Data records for software interfaces

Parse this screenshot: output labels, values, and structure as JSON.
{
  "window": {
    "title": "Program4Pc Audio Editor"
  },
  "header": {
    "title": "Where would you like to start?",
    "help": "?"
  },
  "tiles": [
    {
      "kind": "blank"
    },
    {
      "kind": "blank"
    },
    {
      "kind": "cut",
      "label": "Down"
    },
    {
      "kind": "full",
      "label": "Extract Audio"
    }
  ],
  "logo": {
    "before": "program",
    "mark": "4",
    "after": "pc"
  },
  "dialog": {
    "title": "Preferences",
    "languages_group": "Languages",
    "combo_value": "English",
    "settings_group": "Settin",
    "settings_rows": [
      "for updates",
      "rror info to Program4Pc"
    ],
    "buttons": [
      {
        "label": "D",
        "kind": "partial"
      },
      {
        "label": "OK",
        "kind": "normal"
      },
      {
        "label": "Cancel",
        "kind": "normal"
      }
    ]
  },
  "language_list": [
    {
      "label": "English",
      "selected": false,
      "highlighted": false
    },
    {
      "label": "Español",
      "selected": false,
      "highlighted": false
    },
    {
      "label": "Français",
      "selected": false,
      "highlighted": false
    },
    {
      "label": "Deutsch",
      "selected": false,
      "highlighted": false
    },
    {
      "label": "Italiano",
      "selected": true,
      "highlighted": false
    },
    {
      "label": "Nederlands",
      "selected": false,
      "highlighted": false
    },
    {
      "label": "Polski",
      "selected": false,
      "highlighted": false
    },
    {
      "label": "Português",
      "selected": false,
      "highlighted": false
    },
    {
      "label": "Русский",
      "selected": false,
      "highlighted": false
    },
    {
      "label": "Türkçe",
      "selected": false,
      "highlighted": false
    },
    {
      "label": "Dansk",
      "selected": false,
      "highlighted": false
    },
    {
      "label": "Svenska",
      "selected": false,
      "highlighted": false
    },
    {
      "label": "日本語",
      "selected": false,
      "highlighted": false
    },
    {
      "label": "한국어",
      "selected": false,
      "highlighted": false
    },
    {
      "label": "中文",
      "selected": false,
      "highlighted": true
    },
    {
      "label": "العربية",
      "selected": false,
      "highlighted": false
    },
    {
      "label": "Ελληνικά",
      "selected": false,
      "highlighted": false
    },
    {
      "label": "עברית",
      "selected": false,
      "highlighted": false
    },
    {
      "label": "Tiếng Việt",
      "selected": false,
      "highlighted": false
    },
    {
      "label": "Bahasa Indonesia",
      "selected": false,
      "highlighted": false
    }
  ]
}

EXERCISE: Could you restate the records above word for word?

RESULT OF THE EXERCISE:
Parse this screenshot: output labels, values, and structure as JSON.
{
  "window": {
    "title": "Program4Pc Audio Editor"
  },
  "header": {
    "title": "Where would you like to start?",
    "help": "?"
  },
  "tiles": [
    {
      "kind": "blank"
    },
    {
      "kind": "blank"
    },
    {
      "kind": "cut",
      "label": "Down"
    },
    {
      "kind": "full",
      "label": "Extract Audio"
    }
  ],
  "logo": {
    "before": "program",
    "mark": "4",
    "after": "pc"
  },
  "dialog": {
    "title": "Preferences",
    "languages_group": "Languages",
    "combo_value": "English",
    "settings_group": "Settin",
    "settings_rows": [
      "for updates",
      "rror info to Program4Pc"
    ],
    "buttons": [
      {
        "label": "D",
        "kind": "partial"
      },
      {
        "label": "OK",
        "kind": "normal"
      },
      {
        "label": "Cancel",
        "kind": "normal"
      }
    ]
  },
  "language_list": [
    {
      "label": "English",
      "selected": false,
      "highlighted": false
    },
    {
      "label": "Español",
      "selected": false,
      "highlighted": false
    },
    {
      "label": "Français",
      "selected": false,
      "highlighted": false
    },
    {
      "label": "Deutsch",
      "selected": false,
      "highlighted": false
    },
    {
      "label": "Italiano",
      "selected": true,
      "highlighted": false
    },
    {
      "label": "Nederlands",
      "selected": false,
      "highlighted": false
    },
    {
      "label": "Polski",
      "selected": false,
      "highlighted": false
    },
    {
      "label": "Português",
      "selected": false,
      "highlighted": false
    },
    {
      "label": "Русский",
      "selected": false,
      "highlighted": false
    },
    {
      "label": "Türkçe",
      "selected": false,
      "highlighted": false
    },
    {
      "label": "Dansk",
      "selected": false,
      "highlighted": false
    },
    {
      "label": "Svenska",
      "selected": false,
      "highlighted": false
    },
    {
      "label": "日本語",
      "selected": false,
      "highlighted": false
    },
    {
      "label": "한국어",
      "selected": false,
      "highlighted": false
    },
    {
      "label": "中文",
      "selected": false,
      "highlighted": true
    },
    {
      "label": "العربية",
      "selected": false,
      "highlighted": false
    },
    {
      "label": "Ελληνικά",
      "selected": false,
      "highlighted": false
    },
    {
      "label": "עברית",
      "selected": false,
      "highlighted": false
    },
    {
      "label": "Tiếng Việt",
      "selected": false,
      "highlighted": false
    },
    {
      "label": "Bahasa Indonesia",
      "selected": false,
      "highlighted": false
    }
  ]
}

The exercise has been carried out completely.